Finally, it's important to manage your brand relationships carefully, ensuring that each brand within your portfolio receives the attention and resources it deserves. This may involve creating a dedicated brand management team or appointing brand champions within your organization to oversee the development and execution of each brand strategy.
Once you've built your brand portfolio, it's important to regularly evaluate and optimize it over time. This involves conducting a brand portfolio audit to identify gaps and overlaps in your portfolio, making strategic decisions for growth, and monitoring and adjusting your portfolio as needed.
A brand portfolio audit involves analyzing the performance of each brand within your portfolio and identifying gaps and overlaps in your product offerings. This can help you identify opportunities for growth and optimization, as well as potential areas of weakness that need to be addressed.
Identifying gaps and overlaps in your brand portfolio is essential for ensuring that your portfolio remains competitive and relevant over time. This may involve discontinuing underperforming brands or products, introducing new products or brands to fill gaps in your offerings, or repositioning existing brands to better meet the needs of your target market.
Making strategic decisions for growth involves identifying new opportunities for expansion within your brand portfolio and making informed decisions about how to allocate your resources to achieve your business objectives. This may involve investing in new product development, expanding into new markets or geographies, or acquiring or partnering with other companies to extend your brand reach.
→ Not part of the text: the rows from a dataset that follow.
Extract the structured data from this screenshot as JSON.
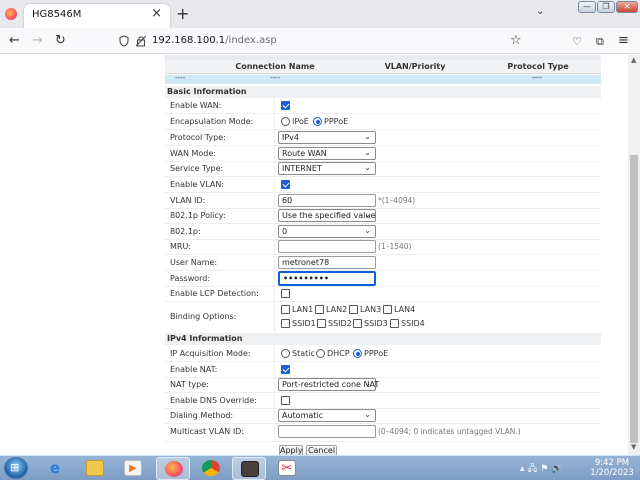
{
  "browser": {
    "tab_title": "HG8546M",
    "tab_close": "×",
    "new_tab": "+",
    "list_tabs": "⌄",
    "url_host": "192.168.100.1",
    "url_path": "/index.asp",
    "window_controls": {
      "minimize": "—",
      "maximize": "❐",
      "close": "✕"
    }
  },
  "connection_table": {
    "headers": [
      "Connection Name",
      "VLAN/Priority",
      "Protocol Type"
    ],
    "row": [
      "----",
      "----",
      "----"
    ]
  },
  "basic": {
    "section_title": "Basic Information",
    "enable_wan": {
      "label": "Enable WAN:",
      "checked": true
    },
    "encapsulation": {
      "label": "Encapsulation Mode:",
      "options": [
        "IPoE",
        "PPPoE"
      ],
      "selected": "PPPoE"
    },
    "protocol_type": {
      "label": "Protocol Type:",
      "value": "IPv4"
    },
    "wan_mode": {
      "label": "WAN Mode:",
      "value": "Route WAN"
    },
    "service_type": {
      "label": "Service Type:",
      "value": "INTERNET"
    },
    "enable_vlan": {
      "label": "Enable VLAN:",
      "checked": true
    },
    "vlan_id": {
      "label": "VLAN ID:",
      "value": "60",
      "hint": "*(1–4094)"
    },
    "policy_8021p": {
      "label": "802.1p Policy:",
      "value": "Use the specified value"
    },
    "value_8021p": {
      "label": "802.1p:",
      "value": "0"
    },
    "mru": {
      "label": "MRU:",
      "value": "",
      "hint": "(1–1540)"
    },
    "user_name": {
      "label": "User Name:",
      "value": "metronet78"
    },
    "password": {
      "label": "Password:",
      "value": "•••••••••"
    },
    "enable_lcp": {
      "label": "Enable LCP Detection:",
      "checked": false
    },
    "binding": {
      "label": "Binding Options:",
      "lan": [
        "LAN1",
        "LAN2",
        "LAN3",
        "LAN4"
      ],
      "ssid": [
        "SSID1",
        "SSID2",
        "SSID3",
        "SSID4"
      ]
    }
  },
  "ipv4": {
    "section_title": "IPv4 Information",
    "acquisition": {
      "label": "IP Acquisition Mode:",
      "options": [
        "Static",
        "DHCP",
        "PPPoE"
      ],
      "selected": "PPPoE"
    },
    "enable_nat": {
      "label": "Enable NAT:",
      "checked": true
    },
    "nat_type": {
      "label": "NAT type:",
      "value": "Port-restricted cone NAT"
    },
    "dns_override": {
      "label": "Enable DNS Override:",
      "checked": false
    },
    "dialing": {
      "label": "Dialing Method:",
      "value": "Automatic"
    },
    "multicast": {
      "label": "Multicast VLAN ID:",
      "value": "",
      "hint": "(0–4094; 0 indicates untagged VLAN.)"
    }
  },
  "actions": {
    "apply": "Apply",
    "cancel": "Cancel"
  },
  "taskbar": {
    "time": "9:42 PM",
    "date": "1/20/2023",
    "tray_glyphs": "▴ 🖧 ⚑ 🔊"
  },
  "colors": {
    "accent": "#1a5ed1",
    "selected_row": "#cfe9f7",
    "taskbar": "#8aa9cf"
  }
}
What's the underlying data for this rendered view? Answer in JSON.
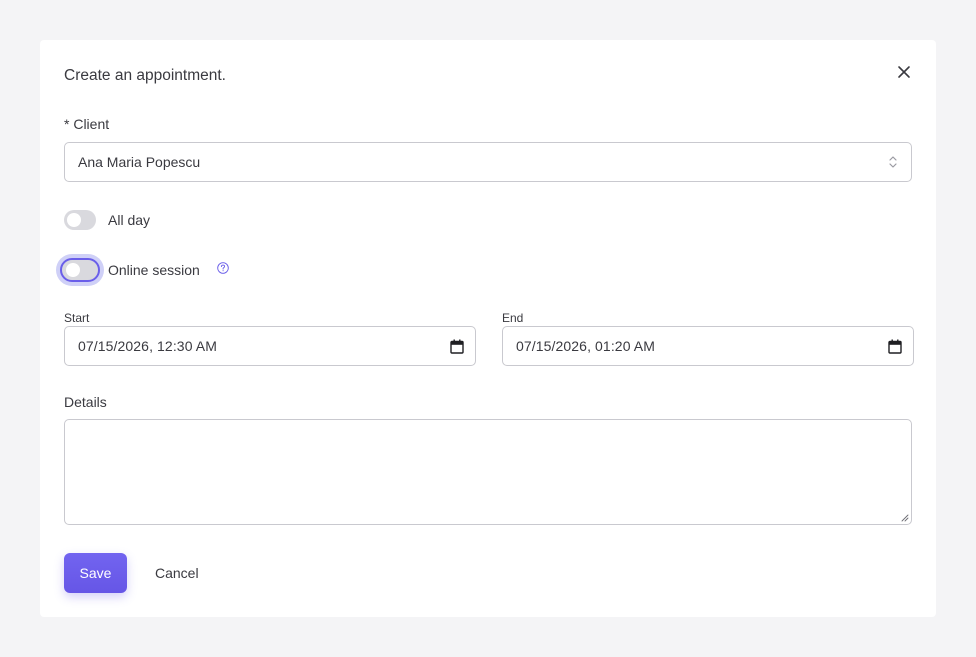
{
  "dialog": {
    "title": "Create an appointment."
  },
  "form": {
    "client": {
      "label": "* Client",
      "value": "Ana Maria Popescu"
    },
    "all_day": {
      "label": "All day",
      "checked": false
    },
    "online_session": {
      "label": "Online session",
      "checked": false,
      "help_icon": "question-circle-icon"
    },
    "start": {
      "label": "Start",
      "value": "07/15/2026, 12:30 AM"
    },
    "end": {
      "label": "End",
      "value": "07/15/2026, 01:20 AM"
    },
    "details": {
      "label": "Details",
      "value": ""
    }
  },
  "actions": {
    "save_label": "Save",
    "cancel_label": "Cancel"
  },
  "colors": {
    "accent": "#6c5ce7",
    "focus_ring": "#cfd0f7",
    "help_icon": "#6a5ee9"
  }
}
Finally, it's important to regularly monitor and adjust your brand portfolio as needed to ensure that it remains aligned with your business goals and objectives. This may involve making changes to your brand positioning, messaging, or visual identity, as well as adjusting your product offerings to better meet the evolving needs of your target market.
Building and managing a successful brand portfolio is a complex and challenging process, but it's essential for any company looking to succeed in today's competitive business environment. By understanding the different types of brand portfolio strategies, identifying your target market, creating a balanced portfolio, aligning your brand values and positioning, and regularly evaluating and optimizing your portfolio, you can create a strong, cohesive portfolio of brands that resonates with your customers and helps drive growth for your business.